The two huge misconceptions surrounding goldbugism and bitbugism:
The Antisocial Network, by Paul Krugman, Commentary, NY Times: Bitcoin’s wild ride may not have been the biggest business story of the past few weeks, but it was surely the most entertaining. Over the course of less than two weeks the price of the “digital currency” more than tripled. Then it fell more than 50 percent in a few hours. ...
The biggest declared investors in bitcoins are the Winklevoss brothers ... and they make claims for the digital product similar to those made by goldbugs... “We have elected,” declared Tyler Winklevoss recently, “to put our money and faith in a mathematical framework that is free of politics and human error.”
The similarity to goldbug rhetoric isn’t a coincidence, since goldbugs and bitcoin enthusiasts — bitbugs? — tend to share both libertarian politics and the belief that governments are vastly abusing their power to print money. ...
However,... let’s focus on the two huge misconceptions — one practical, one philosophical — that underlie both goldbugism and bitbugism.
The practical misconception here — and it’s a big one — is ... that we live in an era of wildly irresponsible money printing, with runaway inflation just around the corner... The truth is that Ben Bernanke’s promises that his actions wouldn’t be inflationary have been vindicated..., while goldbugs’ dire warnings of inflation keep not coming true.

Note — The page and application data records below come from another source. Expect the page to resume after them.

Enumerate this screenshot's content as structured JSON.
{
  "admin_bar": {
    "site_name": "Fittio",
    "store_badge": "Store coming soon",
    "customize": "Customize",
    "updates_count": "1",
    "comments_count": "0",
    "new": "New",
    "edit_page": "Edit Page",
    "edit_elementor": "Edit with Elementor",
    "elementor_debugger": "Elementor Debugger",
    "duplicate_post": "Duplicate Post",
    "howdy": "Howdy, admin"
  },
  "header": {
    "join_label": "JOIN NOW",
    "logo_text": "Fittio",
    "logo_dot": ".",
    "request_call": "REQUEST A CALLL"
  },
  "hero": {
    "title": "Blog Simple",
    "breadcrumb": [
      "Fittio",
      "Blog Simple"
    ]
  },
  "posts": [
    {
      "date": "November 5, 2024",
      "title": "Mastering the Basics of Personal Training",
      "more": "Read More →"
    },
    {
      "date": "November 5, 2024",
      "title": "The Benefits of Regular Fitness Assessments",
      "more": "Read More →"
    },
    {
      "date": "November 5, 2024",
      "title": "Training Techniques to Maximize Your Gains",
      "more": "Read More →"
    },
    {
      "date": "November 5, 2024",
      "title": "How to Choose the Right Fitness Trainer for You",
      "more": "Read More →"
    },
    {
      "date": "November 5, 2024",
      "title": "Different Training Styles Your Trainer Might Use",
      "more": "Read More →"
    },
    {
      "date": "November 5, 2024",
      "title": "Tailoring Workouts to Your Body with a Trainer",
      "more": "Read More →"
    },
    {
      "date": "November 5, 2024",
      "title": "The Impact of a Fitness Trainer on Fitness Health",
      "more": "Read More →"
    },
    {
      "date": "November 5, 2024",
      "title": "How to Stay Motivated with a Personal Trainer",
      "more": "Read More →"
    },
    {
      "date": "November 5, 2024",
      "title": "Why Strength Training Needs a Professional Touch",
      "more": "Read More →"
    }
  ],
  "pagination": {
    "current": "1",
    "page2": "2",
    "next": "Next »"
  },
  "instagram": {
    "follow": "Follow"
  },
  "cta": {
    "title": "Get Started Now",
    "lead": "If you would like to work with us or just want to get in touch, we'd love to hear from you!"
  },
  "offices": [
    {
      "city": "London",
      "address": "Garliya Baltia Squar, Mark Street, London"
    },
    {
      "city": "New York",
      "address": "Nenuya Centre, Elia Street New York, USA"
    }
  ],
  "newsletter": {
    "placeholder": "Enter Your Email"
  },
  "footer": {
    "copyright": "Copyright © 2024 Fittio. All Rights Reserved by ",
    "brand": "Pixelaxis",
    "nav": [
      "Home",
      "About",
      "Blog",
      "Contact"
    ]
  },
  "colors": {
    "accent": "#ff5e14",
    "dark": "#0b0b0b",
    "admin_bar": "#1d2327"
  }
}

The philosophical misconception, however, seems to me to be even bigger. Goldbugs and bitbugs alike seem to long for a pristine monetary standard, untouched by human frailty. But that’s an impossible dream. Money is, as Paul Samuelson once declared, a “social contrivance,” not something that stands outside society. Even when people relied on gold and silver coins, what made those coins useful wasn’t the precious metals they contained, it was the expectation that other people would accept them as payment.
Actually, you’d expect the Winklevosses, of all people, to get this, because in a way money is like a social network, which is useful only to the extent that other people use it. But I guess some people are just bothered by the notion that money is a human thing, and want the benefits of the monetary network without the social part. Sorry, it can’t be done.
So do we need a new form of money? I guess you could make that case if the money we actually have were misbehaving. But it isn’t. We have huge economic problems, but green pieces of paper are doing fine — and we should let them alone.